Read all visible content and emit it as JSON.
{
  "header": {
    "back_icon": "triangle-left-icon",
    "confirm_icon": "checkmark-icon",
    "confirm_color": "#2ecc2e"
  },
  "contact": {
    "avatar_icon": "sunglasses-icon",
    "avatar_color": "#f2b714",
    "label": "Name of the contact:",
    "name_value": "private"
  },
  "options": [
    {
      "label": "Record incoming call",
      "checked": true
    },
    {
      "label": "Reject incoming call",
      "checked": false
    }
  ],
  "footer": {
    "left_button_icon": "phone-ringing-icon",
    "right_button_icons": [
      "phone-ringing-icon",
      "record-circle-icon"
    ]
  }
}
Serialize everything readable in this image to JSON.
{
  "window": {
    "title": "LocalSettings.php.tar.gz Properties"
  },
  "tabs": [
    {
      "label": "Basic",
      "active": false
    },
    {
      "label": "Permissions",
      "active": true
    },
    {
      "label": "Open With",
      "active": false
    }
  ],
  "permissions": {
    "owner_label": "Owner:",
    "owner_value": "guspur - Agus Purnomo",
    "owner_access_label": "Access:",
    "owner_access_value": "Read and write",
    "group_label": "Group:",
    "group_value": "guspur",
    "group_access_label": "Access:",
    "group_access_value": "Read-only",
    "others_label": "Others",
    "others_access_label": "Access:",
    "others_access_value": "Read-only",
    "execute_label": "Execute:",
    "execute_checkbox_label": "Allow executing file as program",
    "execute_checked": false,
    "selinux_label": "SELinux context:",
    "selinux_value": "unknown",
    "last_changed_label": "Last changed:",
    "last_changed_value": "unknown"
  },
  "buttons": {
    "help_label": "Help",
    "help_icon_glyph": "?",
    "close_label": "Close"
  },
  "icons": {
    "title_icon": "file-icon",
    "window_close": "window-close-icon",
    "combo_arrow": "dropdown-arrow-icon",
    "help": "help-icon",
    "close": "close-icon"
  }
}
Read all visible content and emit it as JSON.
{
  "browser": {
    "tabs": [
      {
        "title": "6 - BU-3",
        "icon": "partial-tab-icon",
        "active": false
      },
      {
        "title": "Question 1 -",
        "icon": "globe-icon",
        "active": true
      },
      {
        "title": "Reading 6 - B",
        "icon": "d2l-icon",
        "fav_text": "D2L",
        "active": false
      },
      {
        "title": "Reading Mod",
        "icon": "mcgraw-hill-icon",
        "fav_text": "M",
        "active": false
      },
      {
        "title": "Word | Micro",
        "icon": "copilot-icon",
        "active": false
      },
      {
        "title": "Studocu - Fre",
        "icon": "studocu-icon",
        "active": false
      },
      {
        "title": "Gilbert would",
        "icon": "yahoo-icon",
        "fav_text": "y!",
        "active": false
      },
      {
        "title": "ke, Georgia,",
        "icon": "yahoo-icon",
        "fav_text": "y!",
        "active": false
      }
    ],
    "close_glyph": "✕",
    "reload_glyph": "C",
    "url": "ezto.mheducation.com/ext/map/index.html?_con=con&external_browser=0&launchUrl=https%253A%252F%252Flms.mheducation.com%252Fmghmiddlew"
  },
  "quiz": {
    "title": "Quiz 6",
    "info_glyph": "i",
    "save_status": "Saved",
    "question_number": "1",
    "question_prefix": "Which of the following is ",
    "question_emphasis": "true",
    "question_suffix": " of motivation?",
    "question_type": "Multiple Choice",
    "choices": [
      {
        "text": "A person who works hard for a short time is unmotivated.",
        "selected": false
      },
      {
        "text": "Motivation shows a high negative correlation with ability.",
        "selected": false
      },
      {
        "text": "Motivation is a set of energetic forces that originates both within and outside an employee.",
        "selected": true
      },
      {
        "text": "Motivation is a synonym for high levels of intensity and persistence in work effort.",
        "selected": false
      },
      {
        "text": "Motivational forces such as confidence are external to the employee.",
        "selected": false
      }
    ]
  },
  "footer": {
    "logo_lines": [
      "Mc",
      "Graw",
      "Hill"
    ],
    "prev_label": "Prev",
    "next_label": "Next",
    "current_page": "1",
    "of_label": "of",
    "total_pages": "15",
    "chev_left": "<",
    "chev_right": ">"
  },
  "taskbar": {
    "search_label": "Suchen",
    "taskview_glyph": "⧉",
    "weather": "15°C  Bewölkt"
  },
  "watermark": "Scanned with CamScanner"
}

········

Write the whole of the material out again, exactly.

▶ _Exercise solution_
Read all visible content and emit it as JSON.
{
  "header": {
    "back_icon": "triangle-left-icon",
    "confirm_icon": "checkmark-icon",
    "confirm_color": "#2ecc2e"
  },
  "contact": {
    "avatar_icon": "sunglasses-icon",
    "avatar_color": "#f2b714",
    "label": "Name of the contact:",
    "name_value": "private"
  },
  "options": [
    {
      "label": "Record incoming call",
      "checked": true
    },
    {
      "label": "Reject incoming call",
      "checked": false
    }
  ],
  "footer": {
    "left_button_icon": "phone-ringing-icon",
    "right_button_icons": [
      "phone-ringing-icon",
      "record-circle-icon"
    ]
  }
}
Serialize everything readable in this image to JSON.
{
  "window": {
    "title": "LocalSettings.php.tar.gz Properties"
  },
  "tabs": [
    {
      "label": "Basic",
      "active": false
    },
    {
      "label": "Permissions",
      "active": true
    },
    {
      "label": "Open With",
      "active": false
    }
  ],
  "permissions": {
    "owner_label": "Owner:",
    "owner_value": "guspur - Agus Purnomo",
    "owner_access_label": "Access:",
    "owner_access_value": "Read and write",
    "group_label": "Group:",
    "group_value": "guspur",
    "group_access_label": "Access:",
    "group_access_value": "Read-only",
    "others_label": "Others",
    "others_access_label": "Access:",
    "others_access_value": "Read-only",
    "execute_label": "Execute:",
    "execute_checkbox_label": "Allow executing file as program",
    "execute_checked": false,
    "selinux_label": "SELinux context:",
    "selinux_value": "unknown",
    "last_changed_label": "Last changed:",
    "last_changed_value": "unknown"
  },
  "buttons": {
    "help_label": "Help",
    "help_icon_glyph": "?",
    "close_label": "Close"
  },
  "icons": {
    "title_icon": "file-icon",
    "window_close": "window-close-icon",
    "combo_arrow": "dropdown-arrow-icon",
    "help": "help-icon",
    "close": "close-icon"
  }
}
Read all visible content and emit it as JSON.
{
  "browser": {
    "tabs": [
      {
        "title": "6 - BU-3",
        "icon": "partial-tab-icon",
        "active": false
      },
      {
        "title": "Question 1 -",
        "icon": "globe-icon",
        "active": true
      },
      {
        "title": "Reading 6 - B",
        "icon": "d2l-icon",
        "fav_text": "D2L",
        "active": false
      },
      {
        "title": "Reading Mod",
        "icon": "mcgraw-hill-icon",
        "fav_text": "M",
        "active": false
      },
      {
        "title": "Word | Micro",
        "icon": "copilot-icon",
        "active": false
      },
      {
        "title": "Studocu - Fre",
        "icon": "studocu-icon",
        "active": false
      },
      {
        "title": "Gilbert would",
        "icon": "yahoo-icon",
        "fav_text": "y!",
        "active": false
      },
      {
        "title": "ke, Georgia,",
        "icon": "yahoo-icon",
        "fav_text": "y!",
        "active": false
      }
    ],
    "close_glyph": "✕",
    "reload_glyph": "C",
    "url": "ezto.mheducation.com/ext/map/index.html?_con=con&external_browser=0&launchUrl=https%253A%252F%252Flms.mheducation.com%252Fmghmiddlew"
  },
  "quiz": {
    "title": "Quiz 6",
    "info_glyph": "i",
    "save_status": "Saved",
    "question_number": "1",
    "question_prefix": "Which of the following is ",
    "question_emphasis": "true",
    "question_suffix": " of motivation?",
    "question_type": "Multiple Choice",
    "choices": [
      {
        "text": "A person who works hard for a short time is unmotivated.",
        "selected": false
      },
      {
        "text": "Motivation shows a high negative correlation with ability.",
        "selected": false
      },
      {
        "text": "Motivation is a set of energetic forces that originates both within and outside an employee.",
        "selected": true
      },
      {
        "text": "Motivation is a synonym for high levels of intensity and persistence in work effort.",
        "selected": false
      },
      {
        "text": "Motivational forces such as confidence are external to the employee.",
        "selected": false
      }
    ]
  },
  "footer": {
    "logo_lines": [
      "Mc",
      "Graw",
      "Hill"
    ],
    "prev_label": "Prev",
    "next_label": "Next",
    "current_page": "1",
    "of_label": "of",
    "total_pages": "15",
    "chev_left": "<",
    "chev_right": ">"
  },
  "taskbar": {
    "search_label": "Suchen",
    "taskview_glyph": "⧉",
    "weather": "15°C  Bewölkt"
  },
  "watermark": "Scanned with CamScanner"
}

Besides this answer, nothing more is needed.